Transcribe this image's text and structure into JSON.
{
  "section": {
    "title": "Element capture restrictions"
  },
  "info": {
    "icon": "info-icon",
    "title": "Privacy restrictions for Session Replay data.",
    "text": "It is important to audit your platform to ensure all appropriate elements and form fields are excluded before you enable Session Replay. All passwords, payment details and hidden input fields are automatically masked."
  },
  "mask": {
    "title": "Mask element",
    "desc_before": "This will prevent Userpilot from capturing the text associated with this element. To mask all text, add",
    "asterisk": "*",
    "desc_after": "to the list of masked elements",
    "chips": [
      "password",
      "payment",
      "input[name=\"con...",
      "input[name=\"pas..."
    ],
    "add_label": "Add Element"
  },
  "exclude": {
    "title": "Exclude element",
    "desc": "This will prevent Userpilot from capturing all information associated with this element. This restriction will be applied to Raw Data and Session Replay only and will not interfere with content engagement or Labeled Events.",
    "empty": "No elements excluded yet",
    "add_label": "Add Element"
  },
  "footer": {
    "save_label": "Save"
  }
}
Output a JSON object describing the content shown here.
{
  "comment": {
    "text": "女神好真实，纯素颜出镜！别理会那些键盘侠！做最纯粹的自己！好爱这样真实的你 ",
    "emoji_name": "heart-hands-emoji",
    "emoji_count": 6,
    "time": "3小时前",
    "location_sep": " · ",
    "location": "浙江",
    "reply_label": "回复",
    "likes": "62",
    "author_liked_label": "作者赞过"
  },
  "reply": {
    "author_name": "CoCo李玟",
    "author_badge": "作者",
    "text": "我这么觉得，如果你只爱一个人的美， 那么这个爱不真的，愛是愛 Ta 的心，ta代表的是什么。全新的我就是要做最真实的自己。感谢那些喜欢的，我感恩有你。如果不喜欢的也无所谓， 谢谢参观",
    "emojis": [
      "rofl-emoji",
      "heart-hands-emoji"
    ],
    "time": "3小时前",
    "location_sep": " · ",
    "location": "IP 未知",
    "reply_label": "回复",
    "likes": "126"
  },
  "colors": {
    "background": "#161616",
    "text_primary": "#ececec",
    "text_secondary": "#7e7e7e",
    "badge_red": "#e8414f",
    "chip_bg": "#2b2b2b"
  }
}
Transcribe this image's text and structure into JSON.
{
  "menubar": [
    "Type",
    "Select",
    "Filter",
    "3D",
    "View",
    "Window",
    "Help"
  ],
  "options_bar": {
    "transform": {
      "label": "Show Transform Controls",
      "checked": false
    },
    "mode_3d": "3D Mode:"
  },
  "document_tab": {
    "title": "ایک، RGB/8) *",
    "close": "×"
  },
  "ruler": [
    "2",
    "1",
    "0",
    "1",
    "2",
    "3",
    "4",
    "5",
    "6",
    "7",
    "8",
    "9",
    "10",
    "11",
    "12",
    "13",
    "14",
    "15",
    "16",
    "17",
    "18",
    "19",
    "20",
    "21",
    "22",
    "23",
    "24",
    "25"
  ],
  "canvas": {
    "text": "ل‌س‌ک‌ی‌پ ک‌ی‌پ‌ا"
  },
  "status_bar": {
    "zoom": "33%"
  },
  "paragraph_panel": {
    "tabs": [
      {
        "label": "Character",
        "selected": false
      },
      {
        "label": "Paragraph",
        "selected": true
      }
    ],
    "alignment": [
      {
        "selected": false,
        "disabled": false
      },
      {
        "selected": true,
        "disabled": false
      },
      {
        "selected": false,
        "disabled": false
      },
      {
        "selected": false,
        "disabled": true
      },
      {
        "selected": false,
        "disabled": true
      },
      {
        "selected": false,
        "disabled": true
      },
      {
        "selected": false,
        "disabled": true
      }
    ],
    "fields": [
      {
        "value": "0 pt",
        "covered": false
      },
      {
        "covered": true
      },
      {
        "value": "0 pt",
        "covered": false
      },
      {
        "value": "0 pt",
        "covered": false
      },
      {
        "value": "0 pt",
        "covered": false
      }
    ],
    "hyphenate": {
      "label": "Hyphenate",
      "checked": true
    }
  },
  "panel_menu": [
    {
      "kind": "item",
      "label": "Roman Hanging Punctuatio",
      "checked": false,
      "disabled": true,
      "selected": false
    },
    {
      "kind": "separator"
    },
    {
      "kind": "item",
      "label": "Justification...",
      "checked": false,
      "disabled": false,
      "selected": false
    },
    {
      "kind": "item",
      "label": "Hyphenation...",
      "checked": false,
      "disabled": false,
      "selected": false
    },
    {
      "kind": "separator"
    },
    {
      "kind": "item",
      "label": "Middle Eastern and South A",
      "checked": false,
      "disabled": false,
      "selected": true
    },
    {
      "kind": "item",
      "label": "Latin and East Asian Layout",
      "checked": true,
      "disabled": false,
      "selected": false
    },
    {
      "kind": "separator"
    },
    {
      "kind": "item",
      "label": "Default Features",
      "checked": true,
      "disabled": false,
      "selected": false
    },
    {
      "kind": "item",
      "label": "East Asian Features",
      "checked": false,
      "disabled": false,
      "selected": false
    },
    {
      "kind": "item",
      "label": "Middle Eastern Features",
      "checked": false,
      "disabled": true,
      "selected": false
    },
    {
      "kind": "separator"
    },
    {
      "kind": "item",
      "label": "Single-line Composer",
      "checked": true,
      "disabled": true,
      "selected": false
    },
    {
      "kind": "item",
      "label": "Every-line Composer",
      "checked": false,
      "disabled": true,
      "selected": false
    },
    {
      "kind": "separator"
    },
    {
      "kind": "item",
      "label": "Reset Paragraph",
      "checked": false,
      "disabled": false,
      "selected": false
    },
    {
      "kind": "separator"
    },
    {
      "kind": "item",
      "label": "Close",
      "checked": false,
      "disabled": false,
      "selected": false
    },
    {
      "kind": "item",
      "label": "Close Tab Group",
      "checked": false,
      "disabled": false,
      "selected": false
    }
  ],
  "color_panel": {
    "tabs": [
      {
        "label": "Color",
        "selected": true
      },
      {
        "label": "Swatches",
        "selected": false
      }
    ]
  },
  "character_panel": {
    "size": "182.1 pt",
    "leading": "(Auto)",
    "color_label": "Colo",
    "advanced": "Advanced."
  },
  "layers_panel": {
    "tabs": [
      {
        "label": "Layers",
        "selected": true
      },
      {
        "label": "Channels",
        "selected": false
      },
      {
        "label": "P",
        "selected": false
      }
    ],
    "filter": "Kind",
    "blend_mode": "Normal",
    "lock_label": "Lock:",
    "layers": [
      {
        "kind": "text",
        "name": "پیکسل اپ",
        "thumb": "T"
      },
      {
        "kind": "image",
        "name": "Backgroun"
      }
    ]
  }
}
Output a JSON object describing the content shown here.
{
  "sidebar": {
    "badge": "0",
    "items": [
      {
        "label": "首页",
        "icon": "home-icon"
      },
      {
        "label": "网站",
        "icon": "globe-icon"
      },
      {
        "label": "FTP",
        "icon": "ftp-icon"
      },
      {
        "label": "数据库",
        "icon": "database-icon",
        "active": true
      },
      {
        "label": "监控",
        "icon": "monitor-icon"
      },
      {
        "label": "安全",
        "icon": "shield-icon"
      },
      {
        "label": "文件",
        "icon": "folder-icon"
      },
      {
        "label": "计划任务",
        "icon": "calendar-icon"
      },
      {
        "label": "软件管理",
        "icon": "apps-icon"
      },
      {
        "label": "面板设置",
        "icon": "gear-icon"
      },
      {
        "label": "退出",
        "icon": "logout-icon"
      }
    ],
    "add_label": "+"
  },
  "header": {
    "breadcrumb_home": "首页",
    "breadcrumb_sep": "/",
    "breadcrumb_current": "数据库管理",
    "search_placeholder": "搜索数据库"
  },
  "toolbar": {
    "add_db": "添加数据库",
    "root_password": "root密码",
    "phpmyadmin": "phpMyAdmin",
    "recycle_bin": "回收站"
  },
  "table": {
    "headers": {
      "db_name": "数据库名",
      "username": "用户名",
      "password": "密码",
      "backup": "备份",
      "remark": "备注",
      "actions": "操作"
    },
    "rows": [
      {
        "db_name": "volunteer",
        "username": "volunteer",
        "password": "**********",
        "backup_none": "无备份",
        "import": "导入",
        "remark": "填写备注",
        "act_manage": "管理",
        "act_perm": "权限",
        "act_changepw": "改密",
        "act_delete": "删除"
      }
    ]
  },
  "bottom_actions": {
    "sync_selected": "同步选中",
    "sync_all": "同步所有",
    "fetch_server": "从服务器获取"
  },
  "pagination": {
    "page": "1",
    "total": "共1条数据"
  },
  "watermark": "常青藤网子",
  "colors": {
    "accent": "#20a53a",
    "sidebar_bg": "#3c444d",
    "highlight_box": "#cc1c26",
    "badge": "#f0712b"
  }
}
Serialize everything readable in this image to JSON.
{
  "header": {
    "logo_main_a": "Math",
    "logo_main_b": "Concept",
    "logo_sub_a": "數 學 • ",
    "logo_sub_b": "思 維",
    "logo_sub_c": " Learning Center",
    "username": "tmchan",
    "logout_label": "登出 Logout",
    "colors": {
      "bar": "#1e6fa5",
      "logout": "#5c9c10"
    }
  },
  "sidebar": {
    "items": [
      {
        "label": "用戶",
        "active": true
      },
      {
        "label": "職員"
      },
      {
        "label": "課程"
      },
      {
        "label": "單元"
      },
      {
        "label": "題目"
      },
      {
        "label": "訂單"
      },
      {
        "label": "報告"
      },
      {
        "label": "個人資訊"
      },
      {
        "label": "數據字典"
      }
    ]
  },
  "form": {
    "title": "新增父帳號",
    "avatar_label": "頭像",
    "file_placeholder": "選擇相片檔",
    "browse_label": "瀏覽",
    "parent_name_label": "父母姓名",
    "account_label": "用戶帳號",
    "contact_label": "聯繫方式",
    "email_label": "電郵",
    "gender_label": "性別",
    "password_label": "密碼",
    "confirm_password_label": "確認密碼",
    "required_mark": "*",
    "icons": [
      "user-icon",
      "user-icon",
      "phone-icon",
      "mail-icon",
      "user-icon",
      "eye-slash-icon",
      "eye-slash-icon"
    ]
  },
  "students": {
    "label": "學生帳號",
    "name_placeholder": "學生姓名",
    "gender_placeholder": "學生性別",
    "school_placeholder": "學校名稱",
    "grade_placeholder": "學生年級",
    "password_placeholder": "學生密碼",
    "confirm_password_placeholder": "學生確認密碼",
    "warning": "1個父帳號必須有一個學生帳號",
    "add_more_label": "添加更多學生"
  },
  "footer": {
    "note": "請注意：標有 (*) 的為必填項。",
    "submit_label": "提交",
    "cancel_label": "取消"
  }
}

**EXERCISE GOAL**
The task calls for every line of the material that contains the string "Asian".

**EXERCISE RESPONSE**
      "label": "Latin and East Asian Layout",
      "label": "East Asian Features",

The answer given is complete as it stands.